## Problem statement
Each record that follows goes into your reply unchanged; the pictures do not.

## Data provided

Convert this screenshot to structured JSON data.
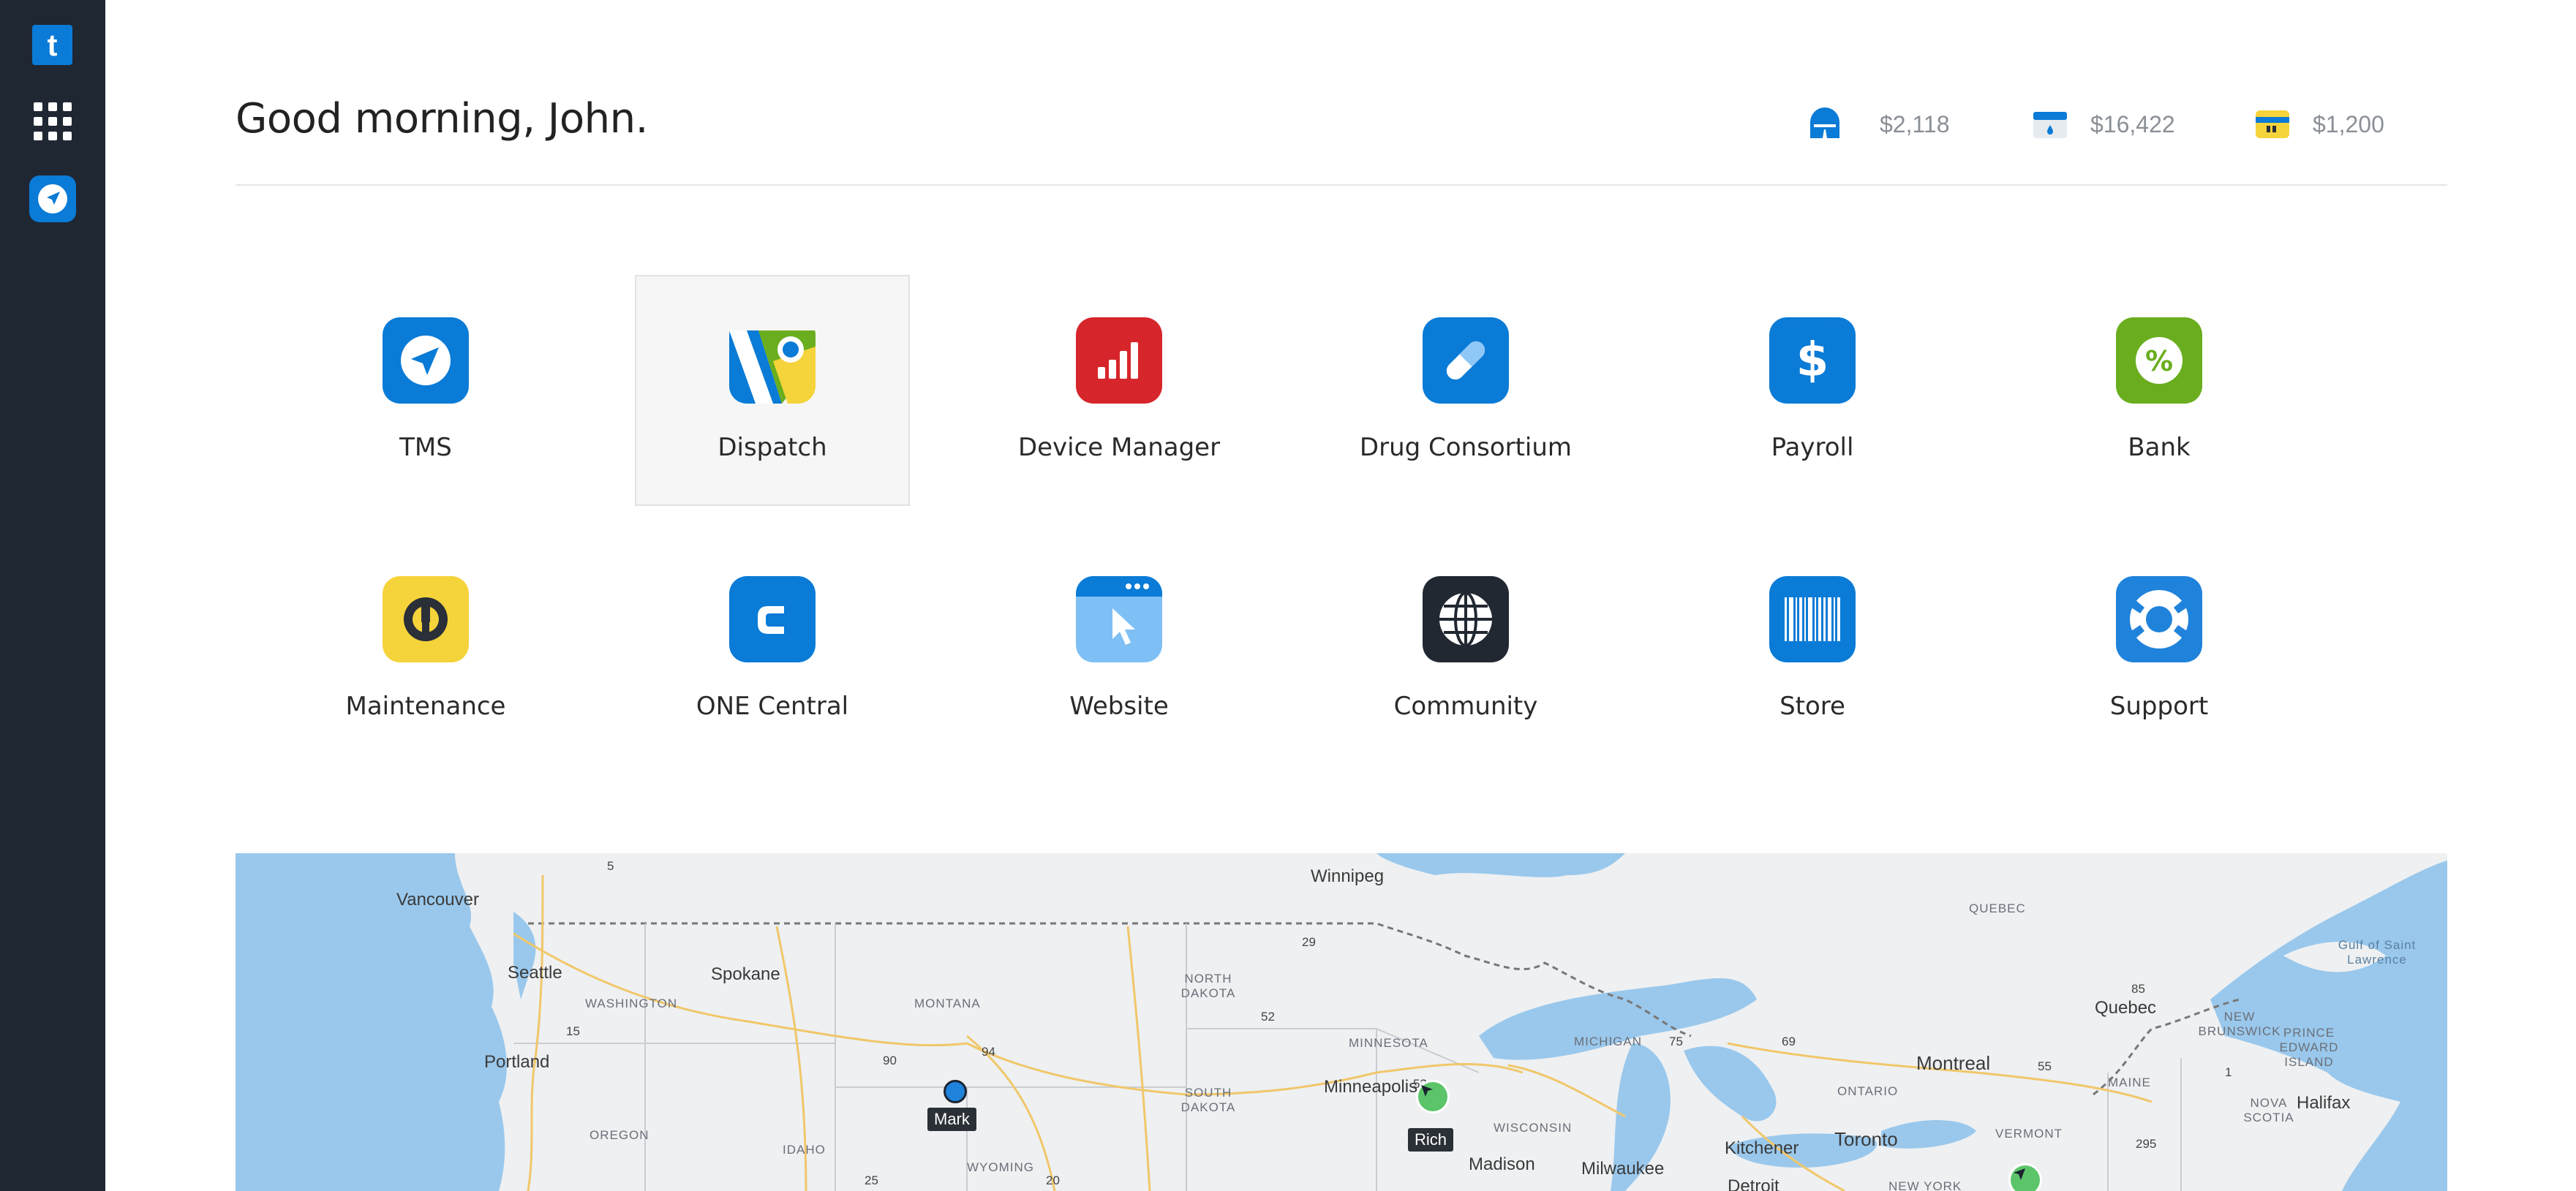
{
  "greeting": "Good morning, John.",
  "balances": [
    {
      "icon": "fuel-card-icon",
      "value": "$2,118"
    },
    {
      "icon": "fuel-pump-card-icon",
      "value": "$16,422"
    },
    {
      "icon": "wallet-card-icon",
      "value": "$1,200"
    }
  ],
  "apps": [
    {
      "label": "TMS",
      "icon": "tms-navigation-icon",
      "color": "#0a7bd6"
    },
    {
      "label": "Dispatch",
      "icon": "dispatch-map-icon",
      "color": "#ffffff"
    },
    {
      "label": "Device Manager",
      "icon": "signal-bars-icon",
      "color": "#d6262b"
    },
    {
      "label": "Drug Consortium",
      "icon": "pill-icon",
      "color": "#0a7bd6"
    },
    {
      "label": "Payroll",
      "icon": "dollar-icon",
      "color": "#0a7bd6"
    },
    {
      "label": "Bank",
      "icon": "percent-icon",
      "color": "#6aae1f"
    },
    {
      "label": "Maintenance",
      "icon": "wrench-icon",
      "color": "#f5d33a"
    },
    {
      "label": "ONE Central",
      "icon": "one-central-c-icon",
      "color": "#0a7bd6"
    },
    {
      "label": "Website",
      "icon": "browser-cursor-icon",
      "color": "#7ec0f5"
    },
    {
      "label": "Community",
      "icon": "globe-icon",
      "color": "#222831"
    },
    {
      "label": "Store",
      "icon": "barcode-icon",
      "color": "#0a7bd6"
    },
    {
      "label": "Support",
      "icon": "lifebuoy-icon",
      "color": "#1f83dc"
    }
  ],
  "map": {
    "cities": [
      "Vancouver",
      "Seattle",
      "Portland",
      "Spokane",
      "Winnipeg",
      "Minneapolis",
      "Madison",
      "Milwaukee",
      "Toronto",
      "Kitchener",
      "Montreal",
      "Quebec",
      "Halifax",
      "Detroit"
    ],
    "states": [
      "WASHINGTON",
      "OREGON",
      "IDAHO",
      "MONTANA",
      "WYOMING",
      "NORTH DAKOTA",
      "SOUTH DAKOTA",
      "MINNESOTA",
      "WISCONSIN",
      "MICHIGAN",
      "ONTARIO",
      "QUEBEC",
      "NEW BRUNSWICK",
      "PRINCE EDWARD ISLAND",
      "NOVA SCOTIA",
      "MAINE",
      "VERMONT",
      "NEW YORK",
      "Gulf of Saint Lawrence"
    ],
    "routes": [
      "5",
      "15",
      "90",
      "94",
      "29",
      "52",
      "53",
      "69",
      "75",
      "55",
      "85",
      "1",
      "295",
      "25",
      "20"
    ],
    "markers": [
      {
        "name": "Mark",
        "kind": "driver-dot"
      },
      {
        "name": "Rich",
        "kind": "navigation-arrow"
      }
    ]
  }
}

## Output for this task
Convert this screenshot to structured JSON data.
{
  "greeting": "Good morning, John.",
  "balances": [
    {
      "icon": "fuel-card-icon",
      "value": "$2,118"
    },
    {
      "icon": "fuel-pump-card-icon",
      "value": "$16,422"
    },
    {
      "icon": "wallet-card-icon",
      "value": "$1,200"
    }
  ],
  "apps": [
    {
      "label": "TMS",
      "icon": "tms-navigation-icon",
      "color": "#0a7bd6"
    },
    {
      "label": "Dispatch",
      "icon": "dispatch-map-icon",
      "color": "#ffffff"
    },
    {
      "label": "Device Manager",
      "icon": "signal-bars-icon",
      "color": "#d6262b"
    },
    {
      "label": "Drug Consortium",
      "icon": "pill-icon",
      "color": "#0a7bd6"
    },
    {
      "label": "Payroll",
      "icon": "dollar-icon",
      "color": "#0a7bd6"
    },
    {
      "label": "Bank",
      "icon": "percent-icon",
      "color": "#6aae1f"
    },
    {
      "label": "Maintenance",
      "icon": "wrench-icon",
      "color": "#f5d33a"
    },
    {
      "label": "ONE Central",
      "icon": "one-central-c-icon",
      "color": "#0a7bd6"
    },
    {
      "label": "Website",
      "icon": "browser-cursor-icon",
      "color": "#7ec0f5"
    },
    {
      "label": "Community",
      "icon": "globe-icon",
      "color": "#222831"
    },
    {
      "label": "Store",
      "icon": "barcode-icon",
      "color": "#0a7bd6"
    },
    {
      "label": "Support",
      "icon": "lifebuoy-icon",
      "color": "#1f83dc"
    }
  ],
  "map": {
    "cities": [
      "Vancouver",
      "Seattle",
      "Portland",
      "Spokane",
      "Winnipeg",
      "Minneapolis",
      "Madison",
      "Milwaukee",
      "Toronto",
      "Kitchener",
      "Montreal",
      "Quebec",
      "Halifax",
      "Detroit"
    ],
    "states": [
      "WASHINGTON",
      "OREGON",
      "IDAHO",
      "MONTANA",
      "WYOMING",
      "NORTH DAKOTA",
      "SOUTH DAKOTA",
      "MINNESOTA",
      "WISCONSIN",
      "MICHIGAN",
      "ONTARIO",
      "QUEBEC",
      "NEW BRUNSWICK",
      "PRINCE EDWARD ISLAND",
      "NOVA SCOTIA",
      "MAINE",
      "VERMONT",
      "NEW YORK",
      "Gulf of Saint Lawrence"
    ],
    "routes": [
      "5",
      "15",
      "90",
      "94",
      "29",
      "52",
      "53",
      "69",
      "75",
      "55",
      "85",
      "1",
      "295",
      "25",
      "20"
    ],
    "markers": [
      {
        "name": "Mark",
        "kind": "driver-dot"
      },
      {
        "name": "Rich",
        "kind": "navigation-arrow"
      }
    ]
  }
}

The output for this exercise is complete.